What Is a Slot?


A slot is a position within a group, series, or sequence. It can also refer to a particular position of employment or rank in an organization. A slot can also be a position of play on a game board.

The term “slot” is used in many different contexts in the casino gaming industry. It can be used to describe the machine where cash is introduced to begin play, or it may refer to a particular combination of symbols that earns credits when they appear on the reels. It is important to understand these distinctions when discussing casino games.

When a player inserts money into a slot, it triggers a random-number generator to assemble a number sequence that corresponds to each symbol on the reels. When the symbols match a winning combination on the paytable, the player receives a payout based on that prize. The symbols vary, but classic examples include fruit and stylized lucky sevens. Slots are a popular casino game because they offer players the opportunity to win big money with small bets.

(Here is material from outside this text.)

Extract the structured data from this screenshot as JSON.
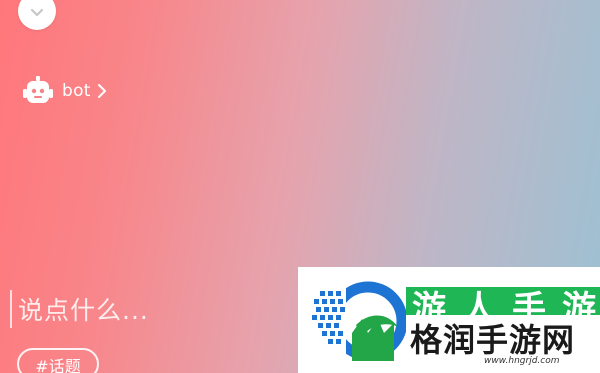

In sports, a slot receiver is usually the team’s 3rd string wide receiver and specializes in pass-catching on passing downs. These receivers are fast and need to be able to run a variety of routes, including slant, switch, and cross routes. Great slot receivers are able to beat the opposing linebackers on quick-hitting plays, as well as run longer routes that require them to juke them out of their coverage.

Another type of slot is the volatility. This is a measure of how much a slot pays out in relation to how often it’s played. A slot with a high volatility is less likely to pay out, but when it does, the amount will be larger. A slot with low volatility is more likely to pay out, but the amounts will be smaller.

The volatility of a slot is one of the most important factors to consider when choosing a slot to play. The volatility is a function of the variance and the frequency of wins, which is determined by the random-number generator. However, there are other factors that can influence your odds of winning, such as the denomination or value of the coin you are betting. Getting greedy or betting more than you can afford to lose are two of the biggest mistakes that slot players can make. If you do these things, you will quickly turn what should be a fun and relaxing experience into something that’s stressful and frustrating. The best thing you can do to avoid these pitfalls is to play the highest-paying slot machines and be aware of how volatile they are. This way, you can minimize your chances of losing your money and maximize your enjoyment of the game. You can find out about a slot’s payouts by checking the pay table or the help screens on each machine. Alternatively, you can ask a slot attendant for assistance. Almost all casinos have slot attendants on hand who can answer any questions you might have.